What needs to be done:
Exactly as they appear, output all of the records. Skip any images.

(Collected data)
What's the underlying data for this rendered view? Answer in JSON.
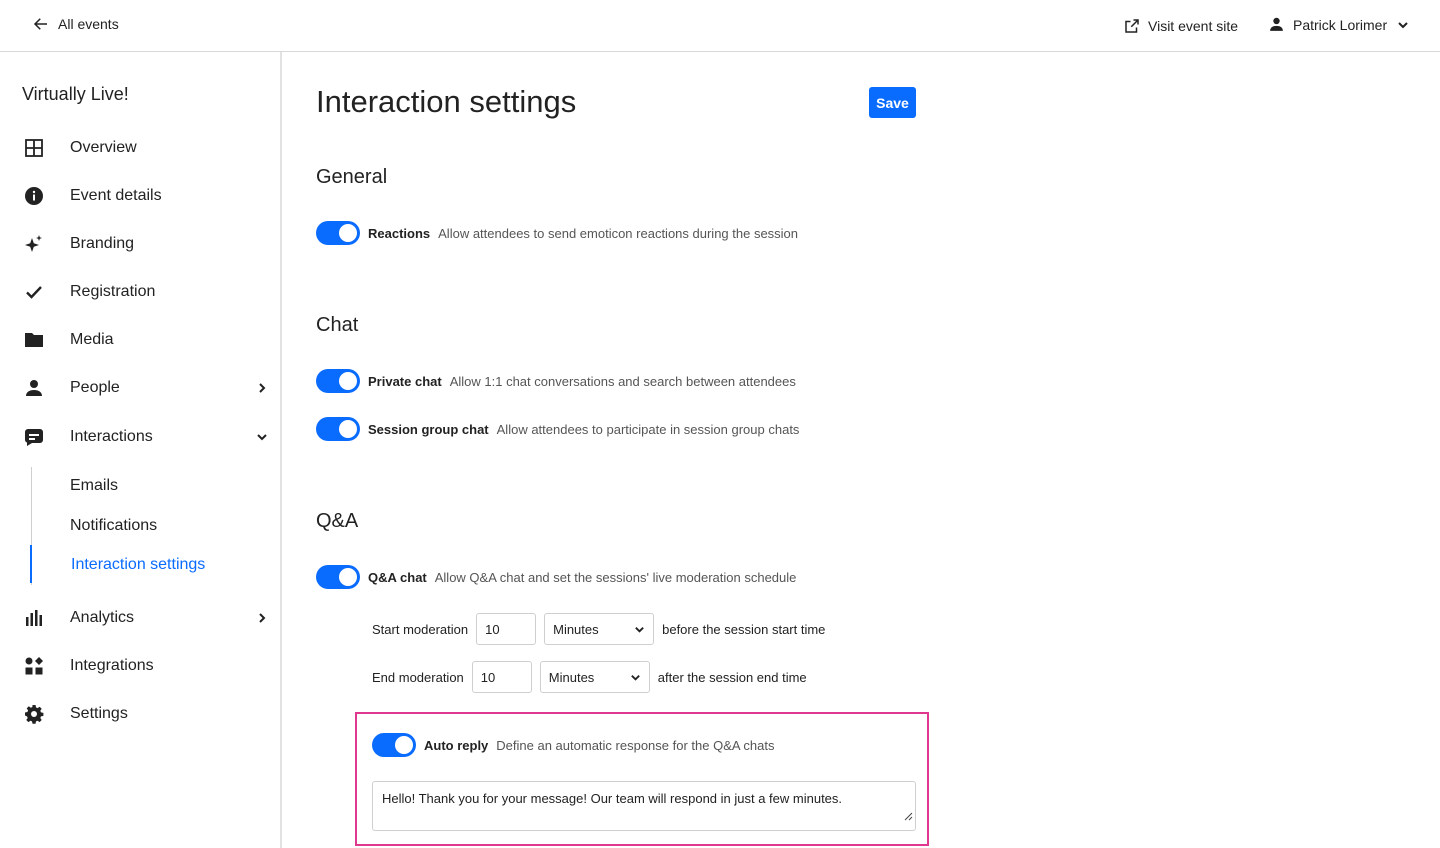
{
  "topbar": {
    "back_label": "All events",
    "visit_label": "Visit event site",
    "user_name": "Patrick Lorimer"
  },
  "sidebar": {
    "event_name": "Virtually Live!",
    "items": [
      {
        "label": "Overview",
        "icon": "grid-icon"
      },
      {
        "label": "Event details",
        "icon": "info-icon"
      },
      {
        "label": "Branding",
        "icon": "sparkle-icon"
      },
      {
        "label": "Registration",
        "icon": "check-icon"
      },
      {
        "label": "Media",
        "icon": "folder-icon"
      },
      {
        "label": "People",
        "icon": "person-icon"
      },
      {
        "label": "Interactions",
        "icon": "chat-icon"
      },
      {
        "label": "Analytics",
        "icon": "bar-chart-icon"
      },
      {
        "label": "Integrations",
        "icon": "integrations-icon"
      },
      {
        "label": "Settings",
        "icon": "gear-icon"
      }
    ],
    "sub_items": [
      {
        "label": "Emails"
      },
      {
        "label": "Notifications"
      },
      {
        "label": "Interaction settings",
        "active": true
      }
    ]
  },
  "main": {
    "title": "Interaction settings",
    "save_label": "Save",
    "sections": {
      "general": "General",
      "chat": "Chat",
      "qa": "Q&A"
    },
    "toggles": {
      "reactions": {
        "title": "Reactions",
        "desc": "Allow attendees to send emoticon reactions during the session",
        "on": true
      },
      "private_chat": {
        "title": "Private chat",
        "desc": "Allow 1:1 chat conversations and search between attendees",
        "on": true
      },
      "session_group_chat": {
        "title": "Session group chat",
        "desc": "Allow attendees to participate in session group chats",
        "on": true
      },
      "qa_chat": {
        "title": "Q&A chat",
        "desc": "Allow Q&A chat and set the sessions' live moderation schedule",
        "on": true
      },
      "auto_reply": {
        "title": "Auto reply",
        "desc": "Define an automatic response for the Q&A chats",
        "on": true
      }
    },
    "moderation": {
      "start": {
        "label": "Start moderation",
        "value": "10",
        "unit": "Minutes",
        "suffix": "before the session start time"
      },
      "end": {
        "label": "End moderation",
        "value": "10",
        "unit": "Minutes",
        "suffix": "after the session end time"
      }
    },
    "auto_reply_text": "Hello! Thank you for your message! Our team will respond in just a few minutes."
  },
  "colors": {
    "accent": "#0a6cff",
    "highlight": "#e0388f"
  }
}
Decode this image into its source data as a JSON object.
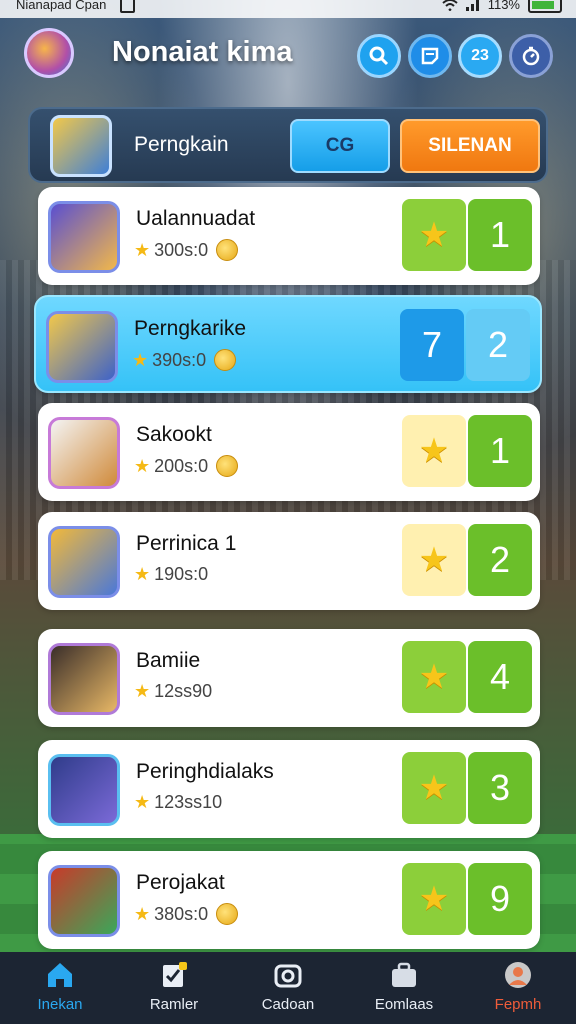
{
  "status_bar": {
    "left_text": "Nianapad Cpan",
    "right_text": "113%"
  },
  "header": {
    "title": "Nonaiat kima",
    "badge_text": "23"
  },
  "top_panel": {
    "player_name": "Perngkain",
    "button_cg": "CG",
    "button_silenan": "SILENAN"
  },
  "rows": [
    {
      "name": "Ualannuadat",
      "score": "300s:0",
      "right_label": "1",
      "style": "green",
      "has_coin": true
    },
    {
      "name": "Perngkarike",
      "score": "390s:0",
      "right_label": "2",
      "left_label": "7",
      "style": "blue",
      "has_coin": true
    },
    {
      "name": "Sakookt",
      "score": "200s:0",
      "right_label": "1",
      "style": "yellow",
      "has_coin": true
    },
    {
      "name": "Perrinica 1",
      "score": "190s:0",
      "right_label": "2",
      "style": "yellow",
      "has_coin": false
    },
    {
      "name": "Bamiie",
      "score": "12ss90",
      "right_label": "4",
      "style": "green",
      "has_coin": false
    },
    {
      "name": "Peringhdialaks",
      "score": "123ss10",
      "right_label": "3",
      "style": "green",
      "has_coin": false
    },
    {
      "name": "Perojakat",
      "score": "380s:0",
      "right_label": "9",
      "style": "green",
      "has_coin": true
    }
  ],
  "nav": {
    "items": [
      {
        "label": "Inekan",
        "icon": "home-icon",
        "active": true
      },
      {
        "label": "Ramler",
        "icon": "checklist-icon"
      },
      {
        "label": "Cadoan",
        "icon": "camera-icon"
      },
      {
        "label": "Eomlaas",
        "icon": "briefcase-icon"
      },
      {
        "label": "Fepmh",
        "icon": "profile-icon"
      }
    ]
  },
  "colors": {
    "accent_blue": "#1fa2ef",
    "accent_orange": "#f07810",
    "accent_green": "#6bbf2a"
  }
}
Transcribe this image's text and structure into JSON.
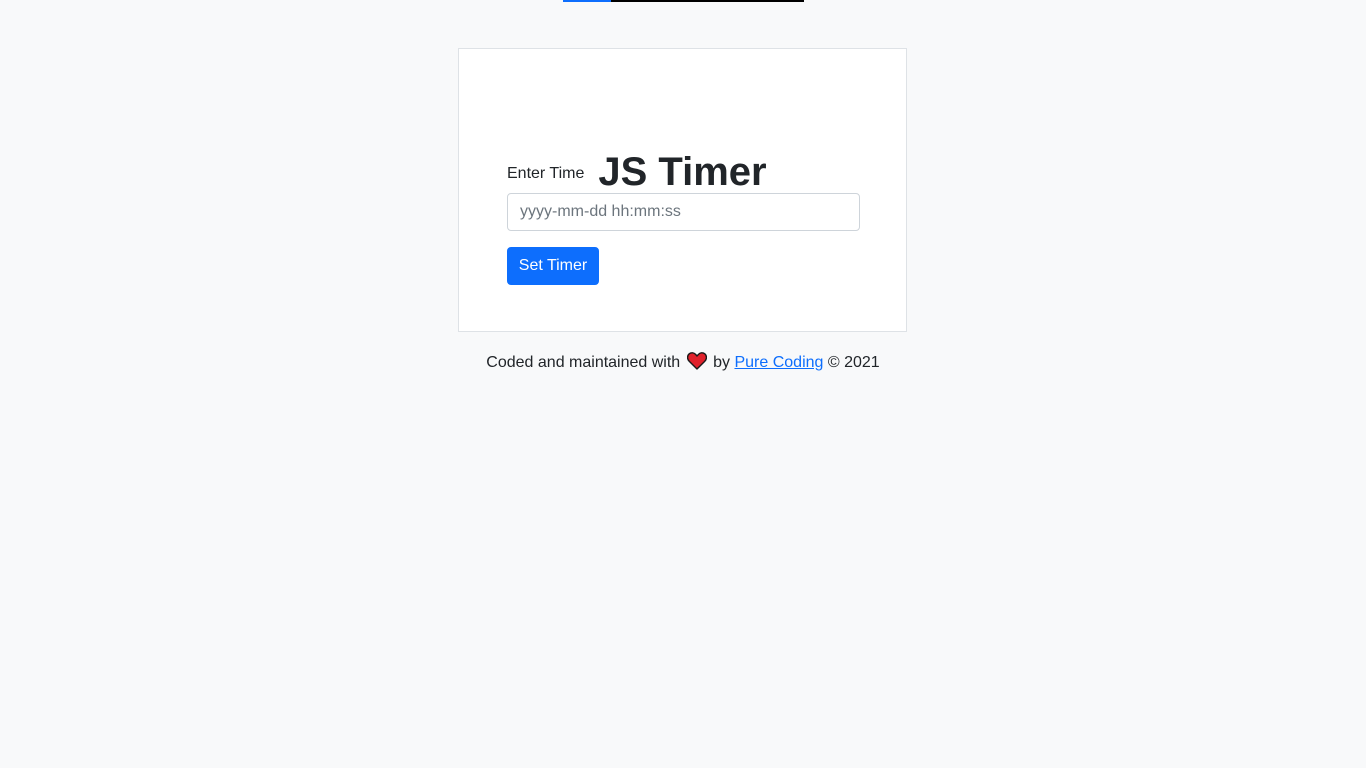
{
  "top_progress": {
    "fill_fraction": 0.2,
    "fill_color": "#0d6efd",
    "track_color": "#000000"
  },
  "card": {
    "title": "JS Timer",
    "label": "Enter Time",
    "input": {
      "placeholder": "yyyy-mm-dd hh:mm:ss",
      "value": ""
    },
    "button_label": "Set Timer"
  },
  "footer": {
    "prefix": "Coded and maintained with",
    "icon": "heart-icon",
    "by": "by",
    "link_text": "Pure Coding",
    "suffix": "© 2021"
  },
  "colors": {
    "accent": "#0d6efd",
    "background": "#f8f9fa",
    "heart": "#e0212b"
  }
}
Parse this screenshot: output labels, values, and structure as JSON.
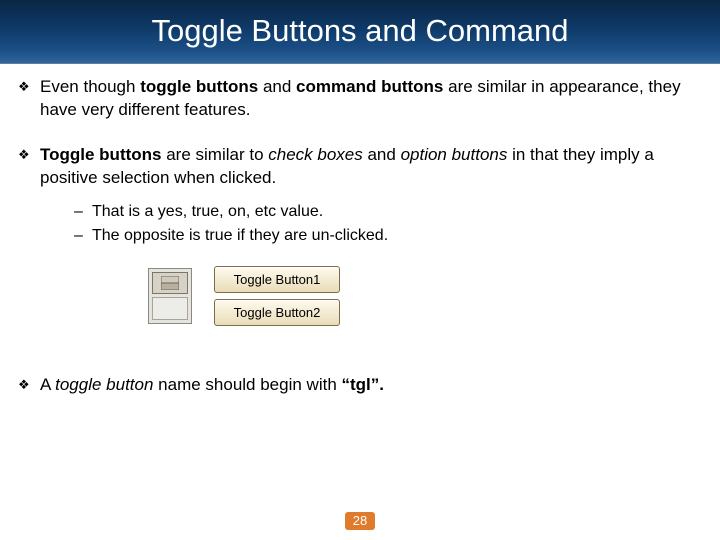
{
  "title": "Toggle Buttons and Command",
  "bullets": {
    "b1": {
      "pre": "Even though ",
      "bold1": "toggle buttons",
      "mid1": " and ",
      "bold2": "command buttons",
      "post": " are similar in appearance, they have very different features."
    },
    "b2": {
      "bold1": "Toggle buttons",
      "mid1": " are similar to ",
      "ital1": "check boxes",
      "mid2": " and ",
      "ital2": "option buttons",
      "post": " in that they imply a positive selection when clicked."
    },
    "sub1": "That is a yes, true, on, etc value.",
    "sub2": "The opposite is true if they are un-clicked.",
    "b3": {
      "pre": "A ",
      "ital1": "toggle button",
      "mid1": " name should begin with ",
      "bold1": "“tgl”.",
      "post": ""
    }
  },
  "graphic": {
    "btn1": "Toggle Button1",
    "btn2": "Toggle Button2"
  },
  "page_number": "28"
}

Answer to this exercise:
What's the underlying data for this rendered view? Answer in JSON.
{
  "topbar": {
    "back_label": "All events",
    "visit_label": "Visit event site",
    "user_name": "Patrick Lorimer"
  },
  "sidebar": {
    "event_name": "Virtually Live!",
    "items": [
      {
        "label": "Overview",
        "icon": "grid-icon"
      },
      {
        "label": "Event details",
        "icon": "info-icon"
      },
      {
        "label": "Branding",
        "icon": "sparkle-icon"
      },
      {
        "label": "Registration",
        "icon": "check-icon"
      },
      {
        "label": "Media",
        "icon": "folder-icon"
      },
      {
        "label": "People",
        "icon": "person-icon"
      },
      {
        "label": "Interactions",
        "icon": "chat-icon"
      },
      {
        "label": "Analytics",
        "icon": "bar-chart-icon"
      },
      {
        "label": "Integrations",
        "icon": "integrations-icon"
      },
      {
        "label": "Settings",
        "icon": "gear-icon"
      }
    ],
    "sub_items": [
      {
        "label": "Emails"
      },
      {
        "label": "Notifications"
      },
      {
        "label": "Interaction settings",
        "active": true
      }
    ]
  },
  "main": {
    "title": "Interaction settings",
    "save_label": "Save",
    "sections": {
      "general": "General",
      "chat": "Chat",
      "qa": "Q&A"
    },
    "toggles": {
      "reactions": {
        "title": "Reactions",
        "desc": "Allow attendees to send emoticon reactions during the session",
        "on": true
      },
      "private_chat": {
        "title": "Private chat",
        "desc": "Allow 1:1 chat conversations and search between attendees",
        "on": true
      },
      "session_group_chat": {
        "title": "Session group chat",
        "desc": "Allow attendees to participate in session group chats",
        "on": true
      },
      "qa_chat": {
        "title": "Q&A chat",
        "desc": "Allow Q&A chat and set the sessions' live moderation schedule",
        "on": true
      },
      "auto_reply": {
        "title": "Auto reply",
        "desc": "Define an automatic response for the Q&A chats",
        "on": true
      }
    },
    "moderation": {
      "start": {
        "label": "Start moderation",
        "value": "10",
        "unit": "Minutes",
        "suffix": "before the session start time"
      },
      "end": {
        "label": "End moderation",
        "value": "10",
        "unit": "Minutes",
        "suffix": "after the session end time"
      }
    },
    "auto_reply_text": "Hello! Thank you for your message! Our team will respond in just a few minutes."
  },
  "colors": {
    "accent": "#0a6cff",
    "highlight": "#e0388f"
  }
}
Decode this image into its source data as a JSON object.
{
  "status_bar": {
    "left_text": "Nianapad Cpan",
    "right_text": "113%"
  },
  "header": {
    "title": "Nonaiat kima",
    "badge_text": "23"
  },
  "top_panel": {
    "player_name": "Perngkain",
    "button_cg": "CG",
    "button_silenan": "SILENAN"
  },
  "rows": [
    {
      "name": "Ualannuadat",
      "score": "300s:0",
      "right_label": "1",
      "style": "green",
      "has_coin": true
    },
    {
      "name": "Perngkarike",
      "score": "390s:0",
      "right_label": "2",
      "left_label": "7",
      "style": "blue",
      "has_coin": true
    },
    {
      "name": "Sakookt",
      "score": "200s:0",
      "right_label": "1",
      "style": "yellow",
      "has_coin": true
    },
    {
      "name": "Perrinica 1",
      "score": "190s:0",
      "right_label": "2",
      "style": "yellow",
      "has_coin": false
    },
    {
      "name": "Bamiie",
      "score": "12ss90",
      "right_label": "4",
      "style": "green",
      "has_coin": false
    },
    {
      "name": "Peringhdialaks",
      "score": "123ss10",
      "right_label": "3",
      "style": "green",
      "has_coin": false
    },
    {
      "name": "Perojakat",
      "score": "380s:0",
      "right_label": "9",
      "style": "green",
      "has_coin": true
    }
  ],
  "nav": {
    "items": [
      {
        "label": "Inekan",
        "icon": "home-icon",
        "active": true
      },
      {
        "label": "Ramler",
        "icon": "checklist-icon"
      },
      {
        "label": "Cadoan",
        "icon": "camera-icon"
      },
      {
        "label": "Eomlaas",
        "icon": "briefcase-icon"
      },
      {
        "label": "Fepmh",
        "icon": "profile-icon"
      }
    ]
  },
  "colors": {
    "accent_blue": "#1fa2ef",
    "accent_orange": "#f07810",
    "accent_green": "#6bbf2a"
  }
}
Transcribe this image's text and structure into JSON.
{
  "top_progress": {
    "fill_fraction": 0.2,
    "fill_color": "#0d6efd",
    "track_color": "#000000"
  },
  "card": {
    "title": "JS Timer",
    "label": "Enter Time",
    "input": {
      "placeholder": "yyyy-mm-dd hh:mm:ss",
      "value": ""
    },
    "button_label": "Set Timer"
  },
  "footer": {
    "prefix": "Coded and maintained with",
    "icon": "heart-icon",
    "by": "by",
    "link_text": "Pure Coding",
    "suffix": "© 2021"
  },
  "colors": {
    "accent": "#0d6efd",
    "background": "#f8f9fa",
    "heart": "#e0212b"
  }
}
Parse this screenshot: output labels, values, and structure as JSON.
{
  "title": "Toggle Buttons and Command",
  "bullets": {
    "b1": {
      "pre": "Even though ",
      "bold1": "toggle buttons",
      "mid1": " and ",
      "bold2": "command buttons",
      "post": " are similar in appearance, they have very different features."
    },
    "b2": {
      "bold1": "Toggle buttons",
      "mid1": " are similar to ",
      "ital1": "check boxes",
      "mid2": " and ",
      "ital2": "option buttons",
      "post": " in that they imply a positive selection when clicked."
    },
    "sub1": "That is a yes, true, on, etc value.",
    "sub2": "The opposite is true if they are un-clicked.",
    "b3": {
      "pre": "A ",
      "ital1": "toggle button",
      "mid1": " name should begin with ",
      "bold1": "“tgl”.",
      "post": ""
    }
  },
  "graphic": {
    "btn1": "Toggle Button1",
    "btn2": "Toggle Button2"
  },
  "page_number": "28"
}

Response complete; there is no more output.